This was essentially the reason we came to Gjirokaster, since I know Jules is a castle fan and I'm reasonably partial to them myself. It dates back to the 12th century, although the most work was done in the late 15th century by the Ottomans, and major renovations and extensions continued right up until the time of our old friend Ali Pasha in the 19th century.
|The impressive entrance hall filled with various weapons|
|A Communist statue from one of the museums inside - she's casting out a priest and ??|
|Corridor in the prison|
|An eerie abandoned cell|
|Jules, King of the Castle|
|Jules and the "spy plane"|

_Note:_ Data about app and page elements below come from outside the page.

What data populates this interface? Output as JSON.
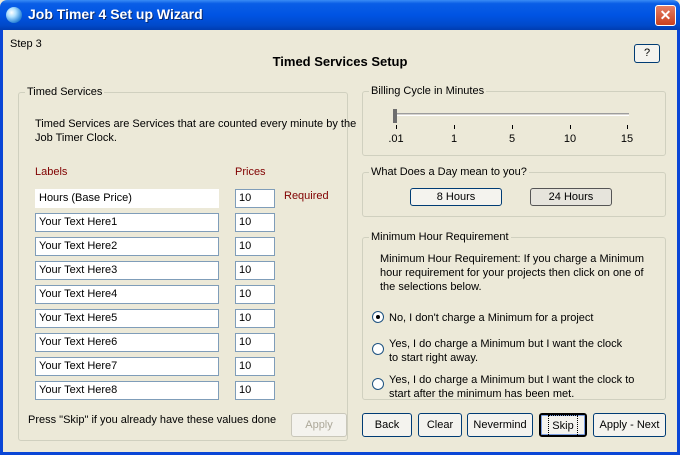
{
  "window": {
    "title": "Job Timer 4 Set up Wizard",
    "close_glyph": "✕"
  },
  "header": {
    "step": "Step 3",
    "title": "Timed Services Setup",
    "help_label": "?"
  },
  "timed_services": {
    "legend": "Timed Services",
    "description": "Timed Services are Services that are counted every minute by the Job Timer Clock.",
    "labels_header": "Labels",
    "prices_header": "Prices",
    "required_label": "Required",
    "rows": [
      {
        "label": "Hours (Base Price)",
        "price": "10"
      },
      {
        "label": "Your Text Here1",
        "price": "10"
      },
      {
        "label": "Your Text Here2",
        "price": "10"
      },
      {
        "label": "Your Text Here3",
        "price": "10"
      },
      {
        "label": "Your Text Here4",
        "price": "10"
      },
      {
        "label": "Your Text Here5",
        "price": "10"
      },
      {
        "label": "Your Text Here6",
        "price": "10"
      },
      {
        "label": "Your Text Here7",
        "price": "10"
      },
      {
        "label": "Your Text Here8",
        "price": "10"
      }
    ],
    "skip_note": "Press \"Skip\" if you already have these values done",
    "apply_label": "Apply"
  },
  "billing_cycle": {
    "legend": "Billing Cycle in Minutes",
    "ticks": [
      ".01",
      "1",
      "5",
      "10",
      "15"
    ],
    "selected": ".01"
  },
  "day_meaning": {
    "legend": "What Does a Day mean to you?",
    "option_8": "8 Hours",
    "option_24": "24 Hours",
    "selected": "24 Hours"
  },
  "minimum_hour": {
    "legend": "Minimum Hour Requirement",
    "description": "Minimum Hour Requirement: If you charge a Minimum hour requirement for your projects then click on one of the selections below.",
    "options": [
      "No, I don't charge a Minimum for a project",
      "Yes, I do charge a Minimum but I want the clock to start right away.",
      "Yes, I do charge a Minimum but I want the clock to start after the minimum has been met."
    ],
    "selected_index": 0
  },
  "footer": {
    "back": "Back",
    "clear": "Clear",
    "nevermind": "Nevermind",
    "skip": "Skip",
    "apply_next": "Apply - Next"
  }
}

Another interesting feature of the castle is the so-called "American spy plane". An American pilot was forced to land in Tirana in the 1950s due to technical problems - not sure what he was doing in the area in the first place. The Communists let him go, but confiscated the plane and declared that they had captured an American spy plane. And here it still is at Gjirokaster castle.

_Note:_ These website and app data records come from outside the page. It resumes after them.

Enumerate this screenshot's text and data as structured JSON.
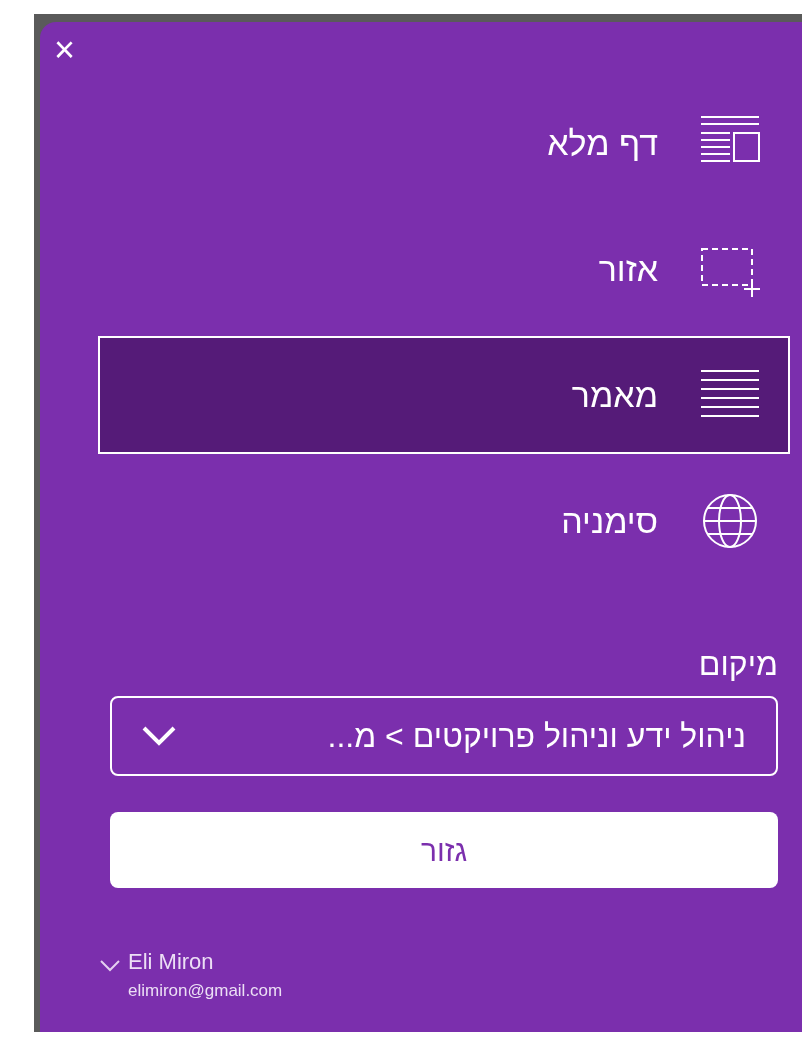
{
  "close_label": "×",
  "options": [
    {
      "kind": "full_page",
      "label": "דף מלא",
      "selected": false
    },
    {
      "kind": "region",
      "label": "אזור",
      "selected": false
    },
    {
      "kind": "article",
      "label": "מאמר",
      "selected": true
    },
    {
      "kind": "bookmark",
      "label": "סימניה",
      "selected": false
    }
  ],
  "location": {
    "label": "מיקום",
    "value": "ניהול ידע וניהול פרויקטים > מ..."
  },
  "clip_button": "גזור",
  "account": {
    "name": "Eli Miron",
    "email": "elimiron@gmail.com"
  }
}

|Windy up there|
|View from the castle - not quite as pretty as the view from Berat castle, but that was really incredible|
|The old town viewed from the castle|
We probably could have seen a bit more if we had stayed longer in Gjirokaster, but we managed to pack the Skenduli house, Ethnographic museum, the castle with its museum, and watching the F1 all into one afternoon, and set out again first thing the next day for the longest drive of our trip, across country to Korçe.